Mobile living designs are very outdated, they do not address a transition between inside and outside, and have poor indoor-outdoor flow. We live in a beautiful world and the Romotow design maximises the enjoyment of it.
UNIQUE PROPERTIES / PROJECT DESCRIPTION:
Incorporates patented relative translation of an inner and outer shell to increase floor area by up to 70% into a contemporary style of mobile home. The design provides a generous outdoor space - deck - which no one else in the market can offer.
OPERATION / FLOW / INTERACTION:
Automated or manual operation. The mobile home opens to reveal a transitional space to the outside, with the option to enclose.

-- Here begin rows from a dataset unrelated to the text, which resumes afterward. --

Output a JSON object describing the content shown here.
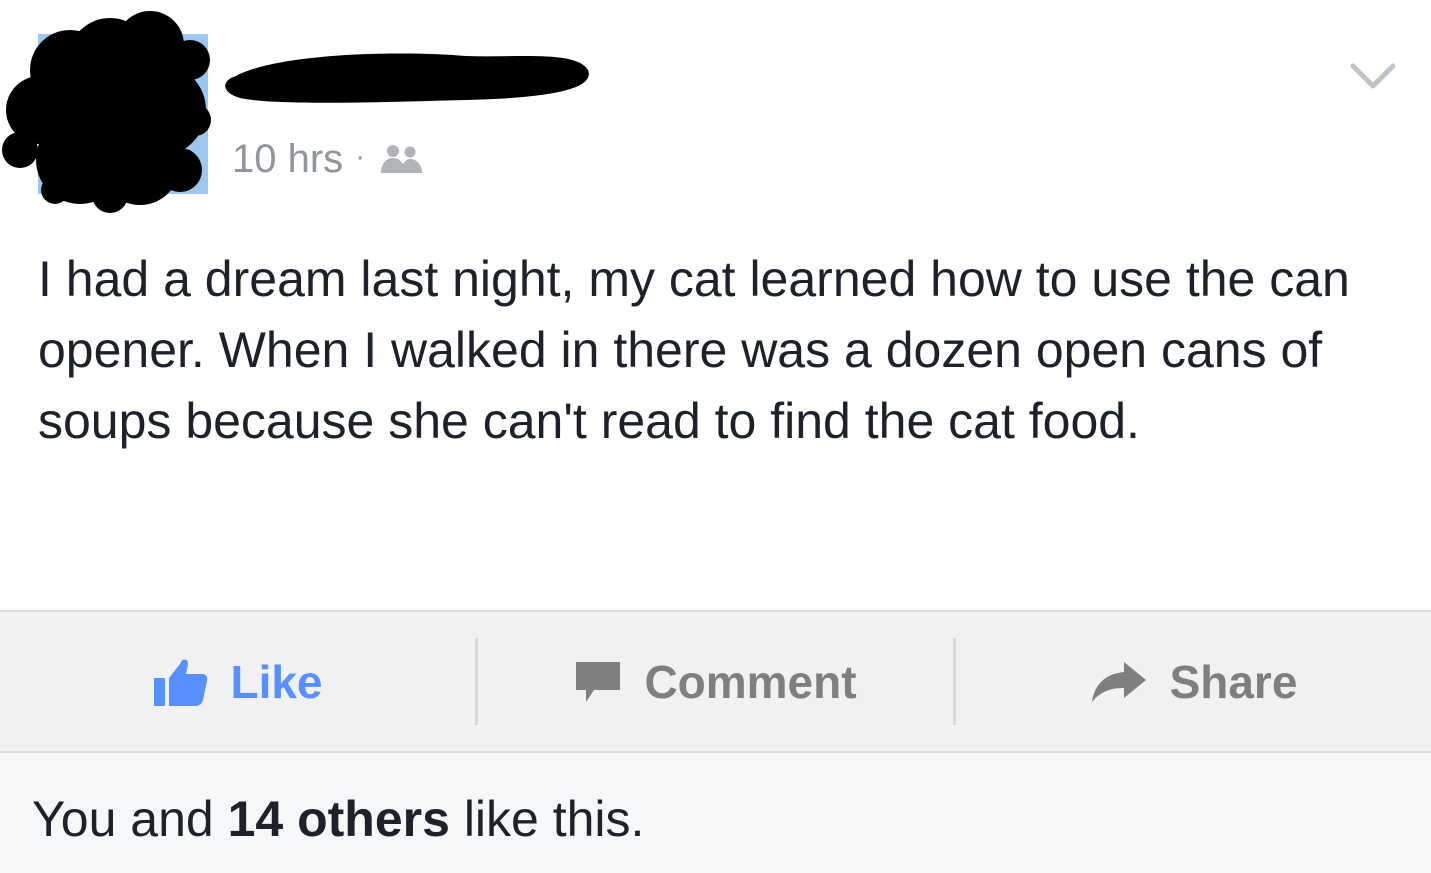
{
  "header": {
    "timestamp": "10 hrs",
    "separator": "·",
    "audience_icon": "friends-icon",
    "menu_icon": "chevron-down-icon",
    "avatar_redacted": true,
    "name_redacted": true
  },
  "post": {
    "text": "I had a dream last night, my cat learned how to use the can opener. When I walked in there was a dozen open cans of soups because she can't read to find the cat food."
  },
  "actions": {
    "like_label": "Like",
    "comment_label": "Comment",
    "share_label": "Share",
    "like_icon": "thumbs-up-icon",
    "comment_icon": "speech-bubble-icon",
    "share_icon": "share-arrow-icon"
  },
  "likes": {
    "prefix": "You and ",
    "count_text": "14 others",
    "suffix": " like this."
  },
  "colors": {
    "like_blue": "#5890ff",
    "action_gray": "#7f7f7f",
    "text": "#1d2129",
    "meta_gray": "#90949c",
    "redaction": "#000000"
  }
}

PROJECT DURATION AND LOCATION:
Romotow was designed in Christchurch, New Zealand the Prototype is now being fabricated in Auckland with a projected finish date of 2014
FITS BEST INTO CATEGORY:
Vehicle, Mobility and Transportation Design
PRODUCTION / REALIZATION TECHNOLOGY:
Romotow is fabricated from advanced composite materials and adhesives using a manufacturing process called infusion - a closed molding process which involves injecting resin into the dry fibres and core under vacumn . Panels are made individually and then bonded together in a build jig using polymer adhesives .
SPECIFICATIONS / TECHNICAL PROPERTIES:
2500mm x 3140mm x 7800mm
caravan, mobile home, rv, travel trailer, romotow, recreational vehicle
There were 3 main challenges when designing the Romotow the first being able to design the accommodation cabin and surrounding "hoop" to support each other when stationary and also whilst being towed long distances. This was achieved thru using a light weight slew ring attached to a hydraulic ram in the main chassis and at the top a molded key way in the cabin roof and the support “hoop” this acts as both a track and locking path to hold each together both at rest and during transit.
Another issue is that the cabin cannot rotate without hitting the surrounding hoop at the rear so the cabin at first has to slide forward a certain distance then rotate either clock wise or anti clock wise 90 degrees once it has done this it then continues sliding forward to its fixed position – the reason it does not slide completely forward first and then rotate is that the draw bar would have to be another 1300mm longer than its current design to avoid the cabin hitting the tow vehicle thru the rotation process.
Once we had solved these 2 main issues we then had to pay particular attention to the overall weight of the Romotow and also how the changing centre of gravity affects the overall stability of the product thru the rotation process , as the change is so drastic we have designed support arms that fold out after rotation has taken place to both support the cabin and also the chassis.
TEAM MEMBERS (3) :
Stuart Winterbourn, Matt Wilkie and W2 Limited
Stuart Winterbourn & Matt Wilkie, 2013.